YOUR OBJECTIVE | Your answer should reproduce the full set of records exactly as given.

RECORDS SHOWN |
■ ■ ■
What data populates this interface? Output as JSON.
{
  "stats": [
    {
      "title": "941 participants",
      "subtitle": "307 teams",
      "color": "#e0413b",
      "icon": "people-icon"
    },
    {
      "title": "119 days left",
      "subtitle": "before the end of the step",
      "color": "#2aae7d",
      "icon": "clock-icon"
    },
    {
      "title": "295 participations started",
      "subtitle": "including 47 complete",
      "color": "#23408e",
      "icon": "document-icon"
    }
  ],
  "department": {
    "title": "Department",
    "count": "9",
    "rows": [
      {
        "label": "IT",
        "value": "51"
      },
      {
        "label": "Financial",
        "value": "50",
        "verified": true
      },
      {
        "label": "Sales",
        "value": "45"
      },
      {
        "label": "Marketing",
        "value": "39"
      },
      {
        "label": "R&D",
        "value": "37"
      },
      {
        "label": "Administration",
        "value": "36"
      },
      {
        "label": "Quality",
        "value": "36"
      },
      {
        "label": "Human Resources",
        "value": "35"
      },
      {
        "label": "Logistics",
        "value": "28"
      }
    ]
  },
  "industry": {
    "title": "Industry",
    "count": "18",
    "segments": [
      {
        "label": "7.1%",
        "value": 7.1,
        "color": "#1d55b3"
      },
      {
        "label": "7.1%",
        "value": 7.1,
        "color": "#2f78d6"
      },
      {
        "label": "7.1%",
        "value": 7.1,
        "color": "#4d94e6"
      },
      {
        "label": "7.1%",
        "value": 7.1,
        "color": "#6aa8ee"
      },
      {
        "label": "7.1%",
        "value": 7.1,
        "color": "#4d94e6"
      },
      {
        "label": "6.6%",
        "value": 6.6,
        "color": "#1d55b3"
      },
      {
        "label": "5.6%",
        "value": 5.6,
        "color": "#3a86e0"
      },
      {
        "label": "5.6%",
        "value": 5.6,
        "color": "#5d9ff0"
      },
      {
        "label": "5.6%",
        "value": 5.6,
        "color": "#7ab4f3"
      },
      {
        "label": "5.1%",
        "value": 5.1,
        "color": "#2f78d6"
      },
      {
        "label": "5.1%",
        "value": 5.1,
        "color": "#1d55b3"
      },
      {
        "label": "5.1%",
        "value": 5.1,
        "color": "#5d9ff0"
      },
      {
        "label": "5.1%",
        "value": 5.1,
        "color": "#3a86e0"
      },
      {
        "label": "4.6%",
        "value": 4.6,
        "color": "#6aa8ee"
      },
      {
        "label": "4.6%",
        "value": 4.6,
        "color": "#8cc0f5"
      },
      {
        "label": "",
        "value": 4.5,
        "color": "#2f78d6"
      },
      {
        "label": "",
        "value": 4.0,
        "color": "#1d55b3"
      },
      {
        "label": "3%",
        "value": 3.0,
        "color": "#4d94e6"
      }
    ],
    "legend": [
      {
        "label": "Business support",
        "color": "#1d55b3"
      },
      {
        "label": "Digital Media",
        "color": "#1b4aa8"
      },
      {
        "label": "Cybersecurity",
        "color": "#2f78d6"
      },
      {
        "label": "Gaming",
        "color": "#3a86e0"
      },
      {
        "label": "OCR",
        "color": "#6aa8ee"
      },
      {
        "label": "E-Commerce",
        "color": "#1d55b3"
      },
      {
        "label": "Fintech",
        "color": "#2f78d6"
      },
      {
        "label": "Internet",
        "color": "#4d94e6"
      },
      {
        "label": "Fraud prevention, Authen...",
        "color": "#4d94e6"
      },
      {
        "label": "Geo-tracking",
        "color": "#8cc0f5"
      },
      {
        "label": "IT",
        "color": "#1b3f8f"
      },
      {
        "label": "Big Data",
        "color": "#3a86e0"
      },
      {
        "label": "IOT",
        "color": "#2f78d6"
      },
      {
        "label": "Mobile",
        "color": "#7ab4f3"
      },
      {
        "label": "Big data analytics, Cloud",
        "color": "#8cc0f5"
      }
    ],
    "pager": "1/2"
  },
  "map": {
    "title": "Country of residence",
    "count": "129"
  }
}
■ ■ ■
RESPONSE TO THIS TASK |
What data populates this interface? Output as JSON.
{
  "stats": [
    {
      "title": "941 participants",
      "subtitle": "307 teams",
      "color": "#e0413b",
      "icon": "people-icon"
    },
    {
      "title": "119 days left",
      "subtitle": "before the end of the step",
      "color": "#2aae7d",
      "icon": "clock-icon"
    },
    {
      "title": "295 participations started",
      "subtitle": "including 47 complete",
      "color": "#23408e",
      "icon": "document-icon"
    }
  ],
  "department": {
    "title": "Department",
    "count": "9",
    "rows": [
      {
        "label": "IT",
        "value": "51"
      },
      {
        "label": "Financial",
        "value": "50",
        "verified": true
      },
      {
        "label": "Sales",
        "value": "45"
      },
      {
        "label": "Marketing",
        "value": "39"
      },
      {
        "label": "R&D",
        "value": "37"
      },
      {
        "label": "Administration",
        "value": "36"
      },
      {
        "label": "Quality",
        "value": "36"
      },
      {
        "label": "Human Resources",
        "value": "35"
      },
      {
        "label": "Logistics",
        "value": "28"
      }
    ]
  },
  "industry": {
    "title": "Industry",
    "count": "18",
    "segments": [
      {
        "label": "7.1%",
        "value": 7.1,
        "color": "#1d55b3"
      },
      {
        "label": "7.1%",
        "value": 7.1,
        "color": "#2f78d6"
      },
      {
        "label": "7.1%",
        "value": 7.1,
        "color": "#4d94e6"
      },
      {
        "label": "7.1%",
        "value": 7.1,
        "color": "#6aa8ee"
      },
      {
        "label": "7.1%",
        "value": 7.1,
        "color": "#4d94e6"
      },
      {
        "label": "6.6%",
        "value": 6.6,
        "color": "#1d55b3"
      },
      {
        "label": "5.6%",
        "value": 5.6,
        "color": "#3a86e0"
      },
      {
        "label": "5.6%",
        "value": 5.6,
        "color": "#5d9ff0"
      },
      {
        "label": "5.6%",
        "value": 5.6,
        "color": "#7ab4f3"
      },
      {
        "label": "5.1%",
        "value": 5.1,
        "color": "#2f78d6"
      },
      {
        "label": "5.1%",
        "value": 5.1,
        "color": "#1d55b3"
      },
      {
        "label": "5.1%",
        "value": 5.1,
        "color": "#5d9ff0"
      },
      {
        "label": "5.1%",
        "value": 5.1,
        "color": "#3a86e0"
      },
      {
        "label": "4.6%",
        "value": 4.6,
        "color": "#6aa8ee"
      },
      {
        "label": "4.6%",
        "value": 4.6,
        "color": "#8cc0f5"
      },
      {
        "label": "",
        "value": 4.5,
        "color": "#2f78d6"
      },
      {
        "label": "",
        "value": 4.0,
        "color": "#1d55b3"
      },
      {
        "label": "3%",
        "value": 3.0,
        "color": "#4d94e6"
      }
    ],
    "legend": [
      {
        "label": "Business support",
        "color": "#1d55b3"
      },
      {
        "label": "Digital Media",
        "color": "#1b4aa8"
      },
      {
        "label": "Cybersecurity",
        "color": "#2f78d6"
      },
      {
        "label": "Gaming",
        "color": "#3a86e0"
      },
      {
        "label": "OCR",
        "color": "#6aa8ee"
      },
      {
        "label": "E-Commerce",
        "color": "#1d55b3"
      },
      {
        "label": "Fintech",
        "color": "#2f78d6"
      },
      {
        "label": "Internet",
        "color": "#4d94e6"
      },
      {
        "label": "Fraud prevention, Authen...",
        "color": "#4d94e6"
      },
      {
        "label": "Geo-tracking",
        "color": "#8cc0f5"
      },
      {
        "label": "IT",
        "color": "#1b3f8f"
      },
      {
        "label": "Big Data",
        "color": "#3a86e0"
      },
      {
        "label": "IOT",
        "color": "#2f78d6"
      },
      {
        "label": "Mobile",
        "color": "#7ab4f3"
      },
      {
        "label": "Big data analytics, Cloud",
        "color": "#8cc0f5"
      }
    ],
    "pager": "1/2"
  },
  "map": {
    "title": "Country of residence",
    "count": "129"
  }
}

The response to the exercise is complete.